Study: Millennials concerned about retirement, face different challenges

by The City Wire staff ([email protected]) 328 views 

Millennials are often characterized as the generation who live in the moment. But a new report from the Nationwide Retirement Institute disputes the image, finding that 64% of millennial investors (aged 18 to 35) report they have a financial plan. 

The survey also discovered that 68% of the younger investors believe they’re only saving half of what is necessary.

Mike Spangler, president of Nationwide’s mutual funds group, also believes this demographic is likely to come up short in retirement. He said more than one-third of this educated generation with access to a plethora of information is merely guessing at how much they will need to fund their retirement. That is on top of the 25% who aren’t sure if they have a 401(k) plan. 

“While 58% of Millennials conduct their own financial research and make their own investment decisions, only half are confident they know how much to save for retirement. For those Millennials without a financial plan, 28% feel that creating a financial plan is overwhelming and 40% said that they haven’t gotten around to it yet,” Spangler noted.

Half of the respondents admit they would be more financially successful if they sought out professional advice, but only 39% of them actually do it.

Unlike their Baby Boomer parents who had a relatively easy route to retirement — work for the same company for 30 years and retire with a pension — the Millennials will change jobs more often, which can reduce their retirement funds.

According to the most recent statistics from the Department of Labor, the median job tenure for 55 to 64 year olds was 10.4 years. Among 25 to 34 year olds, it was just three years. Someone retiring today may have worked a maximum of three jobs in their adult life. By the time a Millennial turns 70, they will have worked 10 to 14 jobs on average based on that DOL statistic.

A 2014 report from the Transamerica Center for Retirement Studies found that 81% of Millennials don’t expect Social Security to be a viable source of income when they retire.

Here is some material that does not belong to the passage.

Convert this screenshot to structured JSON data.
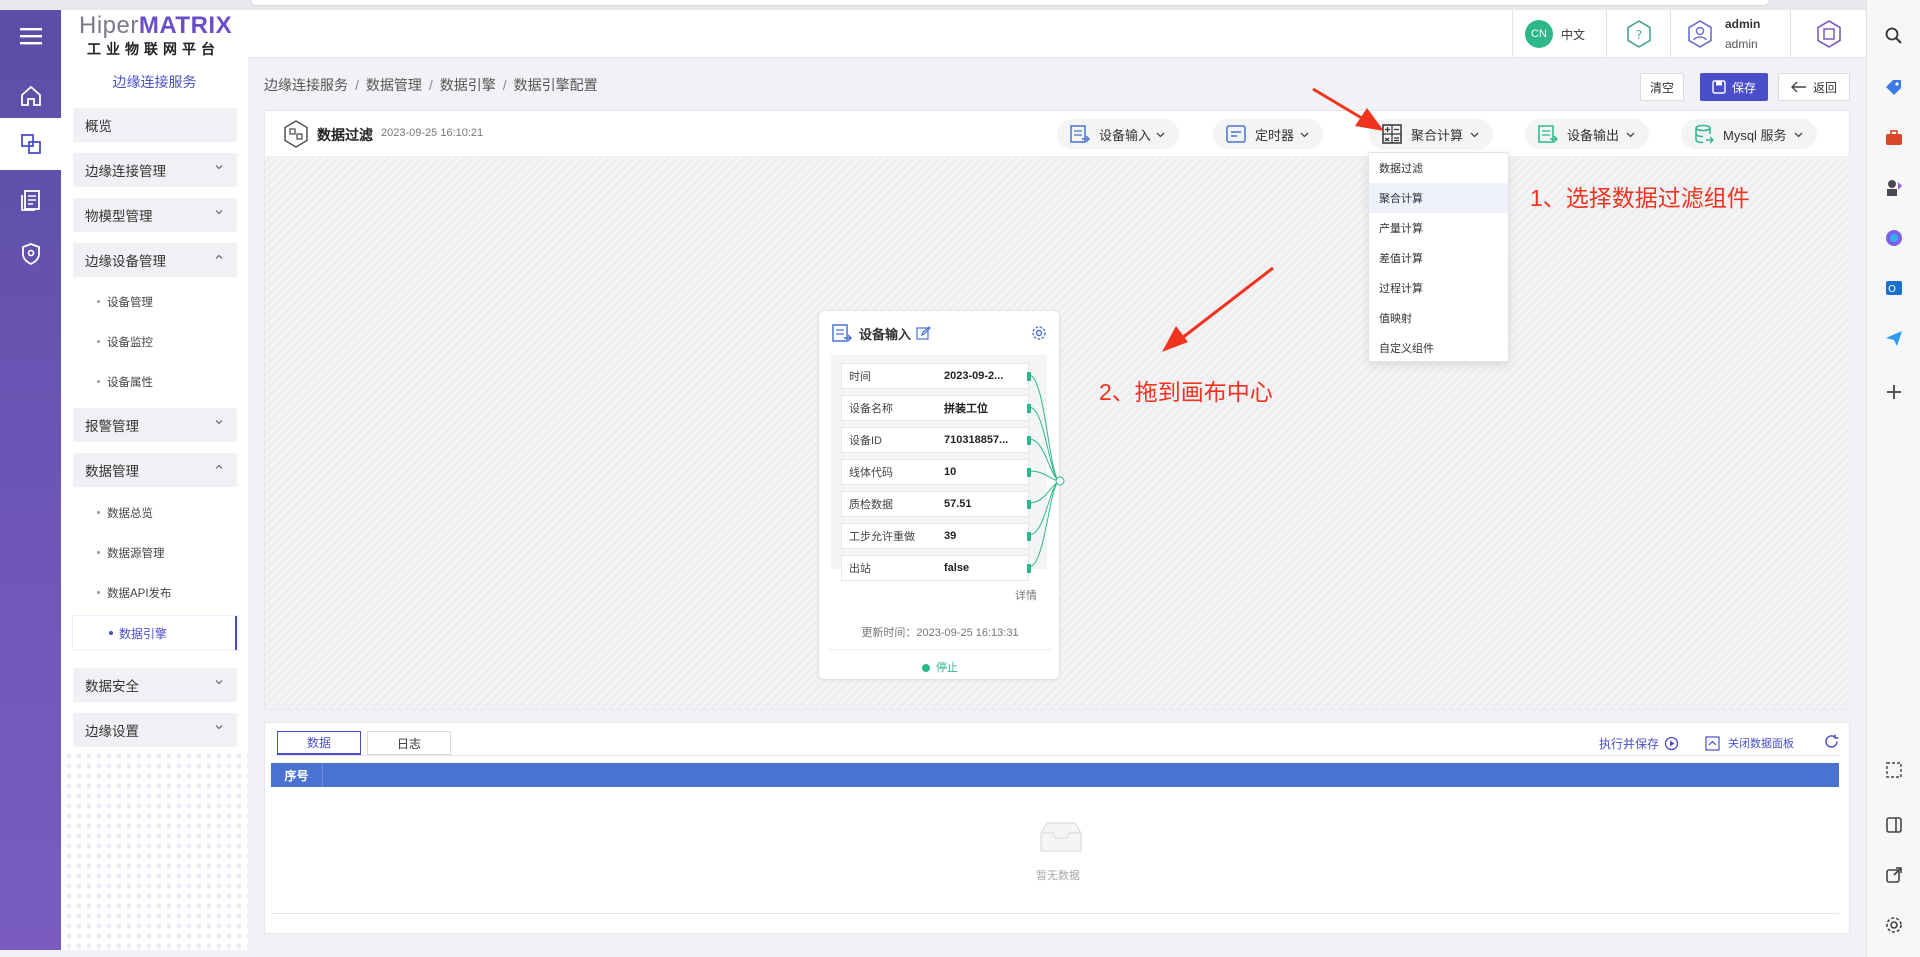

The report urges Millennials to begin saving for retirement as early as possible — age 22 upon college completion as opposed to age 35 for Baby Boomers.

One of the reasons Millennials need more time for savings is that they are likely to leave money on the table each time they change jobs because of vesting schedules that require an average seven years of tenure to get a 100% company match, according to the report.

Someone who changes jobs four times between the ages of 22 and 34 would feel the loss to the tune of $6,800. That may not seem like much but over the course of a 30- to 40-year career, it could add up to roughly $40,000 to $50,000 in unrealized returns, the study claims.

Millennials are also the most educated generation accumulating an average student loan debt of just under $30,000. This debt load fresh out of college is also a hinderance to their funding 401(k) contributions which means they are missing out on free money.

Jacob Gold, a securities broker for Voya Financial, said deciding how much to contribute to a 401(k), if at all, can be difficult, especially for Millennials who are carrying more debt than their parents and grandparents at their age. 

A rule Gold recommends is “pay yourself first.” He said a rule of thumb is to start by contributing what every percent the company plans to match. Otherwise, money is left on the table.

“There are very few times in a person’s life when they are ever handed free money. An employer match is free money. Don’t leave any of it behind,” Gold said. “Remember the employee contribution is pretax which can also provide some tax savings.”

He said Millennials can miss out on the miracle of compound interest if they wait too long to start saving. It’s better to start saving even $25 per month at age 25 than to wait until 35 year and save $50 per month. Factoring in an 8% annual return, there is a $12,500 cost to waiting the 10 years.

NerdWallet estimates that recent college graduates won’t have enough assets to retire until age 73, which is 12 years later than the current early retirement age of 61. With a life expectancy of 83 years, Millennials’ could also see shorter retirement periods.